* PROBLEM TO SOLVE
In your answer, every line of the records should be written out exactly.

* Items listed in a dataset

BEGIN

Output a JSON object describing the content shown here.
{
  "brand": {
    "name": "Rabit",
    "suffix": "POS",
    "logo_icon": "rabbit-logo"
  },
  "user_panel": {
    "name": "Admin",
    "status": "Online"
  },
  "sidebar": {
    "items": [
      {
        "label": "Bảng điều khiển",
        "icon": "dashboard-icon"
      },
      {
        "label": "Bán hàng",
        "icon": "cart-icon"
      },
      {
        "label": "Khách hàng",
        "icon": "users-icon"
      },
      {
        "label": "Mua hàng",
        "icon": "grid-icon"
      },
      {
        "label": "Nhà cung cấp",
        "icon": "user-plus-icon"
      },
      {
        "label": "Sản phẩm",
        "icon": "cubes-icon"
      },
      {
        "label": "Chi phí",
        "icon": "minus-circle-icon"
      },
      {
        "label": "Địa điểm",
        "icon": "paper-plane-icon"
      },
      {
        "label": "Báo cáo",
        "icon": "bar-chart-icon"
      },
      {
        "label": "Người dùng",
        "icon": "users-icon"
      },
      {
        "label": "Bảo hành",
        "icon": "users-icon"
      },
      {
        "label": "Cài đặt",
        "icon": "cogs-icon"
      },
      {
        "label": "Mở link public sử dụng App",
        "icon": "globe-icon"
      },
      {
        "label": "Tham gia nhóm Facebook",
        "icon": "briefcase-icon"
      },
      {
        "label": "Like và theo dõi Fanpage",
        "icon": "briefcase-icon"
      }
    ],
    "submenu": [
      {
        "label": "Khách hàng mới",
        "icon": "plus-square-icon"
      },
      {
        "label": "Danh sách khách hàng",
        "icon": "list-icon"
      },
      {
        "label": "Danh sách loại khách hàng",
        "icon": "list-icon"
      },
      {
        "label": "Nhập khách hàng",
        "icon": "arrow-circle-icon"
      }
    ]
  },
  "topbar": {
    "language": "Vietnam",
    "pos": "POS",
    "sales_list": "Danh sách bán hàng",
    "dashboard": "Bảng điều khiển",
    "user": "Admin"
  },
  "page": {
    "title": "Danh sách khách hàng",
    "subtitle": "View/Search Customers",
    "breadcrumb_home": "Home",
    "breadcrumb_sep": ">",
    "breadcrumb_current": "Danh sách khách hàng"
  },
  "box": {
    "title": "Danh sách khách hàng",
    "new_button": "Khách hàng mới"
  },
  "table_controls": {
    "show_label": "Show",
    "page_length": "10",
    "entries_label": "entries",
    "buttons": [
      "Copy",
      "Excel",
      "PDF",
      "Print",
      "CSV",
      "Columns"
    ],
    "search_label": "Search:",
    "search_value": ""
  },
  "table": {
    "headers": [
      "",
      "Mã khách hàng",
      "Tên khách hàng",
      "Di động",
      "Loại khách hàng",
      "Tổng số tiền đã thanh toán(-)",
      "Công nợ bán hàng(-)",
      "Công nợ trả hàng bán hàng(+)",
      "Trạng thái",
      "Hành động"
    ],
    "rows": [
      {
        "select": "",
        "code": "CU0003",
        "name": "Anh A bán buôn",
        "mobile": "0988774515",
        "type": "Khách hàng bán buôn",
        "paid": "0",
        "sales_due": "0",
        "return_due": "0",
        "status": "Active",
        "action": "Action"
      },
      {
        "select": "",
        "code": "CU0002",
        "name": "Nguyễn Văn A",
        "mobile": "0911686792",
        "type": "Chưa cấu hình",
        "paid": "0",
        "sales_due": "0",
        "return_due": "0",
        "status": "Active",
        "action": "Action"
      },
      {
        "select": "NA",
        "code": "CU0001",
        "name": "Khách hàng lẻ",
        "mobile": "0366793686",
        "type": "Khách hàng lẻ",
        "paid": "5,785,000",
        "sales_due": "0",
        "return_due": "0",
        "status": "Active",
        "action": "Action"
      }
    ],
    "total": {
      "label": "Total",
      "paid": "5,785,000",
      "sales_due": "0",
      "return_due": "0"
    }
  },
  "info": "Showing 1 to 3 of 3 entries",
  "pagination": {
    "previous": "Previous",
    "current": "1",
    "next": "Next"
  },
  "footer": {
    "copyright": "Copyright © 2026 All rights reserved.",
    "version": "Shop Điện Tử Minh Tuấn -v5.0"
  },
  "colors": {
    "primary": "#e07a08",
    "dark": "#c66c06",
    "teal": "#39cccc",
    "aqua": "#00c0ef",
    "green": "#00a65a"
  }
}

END

* EXPECTED OUTPUT
Output a JSON object describing the content shown here.
{
  "brand": {
    "name": "Rabit",
    "suffix": "POS",
    "logo_icon": "rabbit-logo"
  },
  "user_panel": {
    "name": "Admin",
    "status": "Online"
  },
  "sidebar": {
    "items": [
      {
        "label": "Bảng điều khiển",
        "icon": "dashboard-icon"
      },
      {
        "label": "Bán hàng",
        "icon": "cart-icon"
      },
      {
        "label": "Khách hàng",
        "icon": "users-icon"
      },
      {
        "label": "Mua hàng",
        "icon": "grid-icon"
      },
      {
        "label": "Nhà cung cấp",
        "icon": "user-plus-icon"
      },
      {
        "label": "Sản phẩm",
        "icon": "cubes-icon"
      },
      {
        "label": "Chi phí",
        "icon": "minus-circle-icon"
      },
      {
        "label": "Địa điểm",
        "icon": "paper-plane-icon"
      },
      {
        "label": "Báo cáo",
        "icon": "bar-chart-icon"
      },
      {
        "label": "Người dùng",
        "icon": "users-icon"
      },
      {
        "label": "Bảo hành",
        "icon": "users-icon"
      },
      {
        "label": "Cài đặt",
        "icon": "cogs-icon"
      },
      {
        "label": "Mở link public sử dụng App",
        "icon": "globe-icon"
      },
      {
        "label": "Tham gia nhóm Facebook",
        "icon": "briefcase-icon"
      },
      {
        "label": "Like và theo dõi Fanpage",
        "icon": "briefcase-icon"
      }
    ],
    "submenu": [
      {
        "label": "Khách hàng mới",
        "icon": "plus-square-icon"
      },
      {
        "label": "Danh sách khách hàng",
        "icon": "list-icon"
      },
      {
        "label": "Danh sách loại khách hàng",
        "icon": "list-icon"
      },
      {
        "label": "Nhập khách hàng",
        "icon": "arrow-circle-icon"
      }
    ]
  },
  "topbar": {
    "language": "Vietnam",
    "pos": "POS",
    "sales_list": "Danh sách bán hàng",
    "dashboard": "Bảng điều khiển",
    "user": "Admin"
  },
  "page": {
    "title": "Danh sách khách hàng",
    "subtitle": "View/Search Customers",
    "breadcrumb_home": "Home",
    "breadcrumb_sep": ">",
    "breadcrumb_current": "Danh sách khách hàng"
  },
  "box": {
    "title": "Danh sách khách hàng",
    "new_button": "Khách hàng mới"
  },
  "table_controls": {
    "show_label": "Show",
    "page_length": "10",
    "entries_label": "entries",
    "buttons": [
      "Copy",
      "Excel",
      "PDF",
      "Print",
      "CSV",
      "Columns"
    ],
    "search_label": "Search:",
    "search_value": ""
  },
  "table": {
    "headers": [
      "",
      "Mã khách hàng",
      "Tên khách hàng",
      "Di động",
      "Loại khách hàng",
      "Tổng số tiền đã thanh toán(-)",
      "Công nợ bán hàng(-)",
      "Công nợ trả hàng bán hàng(+)",
      "Trạng thái",
      "Hành động"
    ],
    "rows": [
      {
        "select": "",
        "code": "CU0003",
        "name": "Anh A bán buôn",
        "mobile": "0988774515",
        "type": "Khách hàng bán buôn",
        "paid": "0",
        "sales_due": "0",
        "return_due": "0",
        "status": "Active",
        "action": "Action"
      },
      {
        "select": "",
        "code": "CU0002",
        "name": "Nguyễn Văn A",
        "mobile": "0911686792",
        "type": "Chưa cấu hình",
        "paid": "0",
        "sales_due": "0",
        "return_due": "0",
        "status": "Active",
        "action": "Action"
      },
      {
        "select": "NA",
        "code": "CU0001",
        "name": "Khách hàng lẻ",
        "mobile": "0366793686",
        "type": "Khách hàng lẻ",
        "paid": "5,785,000",
        "sales_due": "0",
        "return_due": "0",
        "status": "Active",
        "action": "Action"
      }
    ],
    "total": {
      "label": "Total",
      "paid": "5,785,000",
      "sales_due": "0",
      "return_due": "0"
    }
  },
  "info": "Showing 1 to 3 of 3 entries",
  "pagination": {
    "previous": "Previous",
    "current": "1",
    "next": "Next"
  },
  "footer": {
    "copyright": "Copyright © 2026 All rights reserved.",
    "version": "Shop Điện Tử Minh Tuấn -v5.0"
  },
  "colors": {
    "primary": "#e07a08",
    "dark": "#c66c06",
    "teal": "#39cccc",
    "aqua": "#00c0ef",
    "green": "#00a65a"
  }
}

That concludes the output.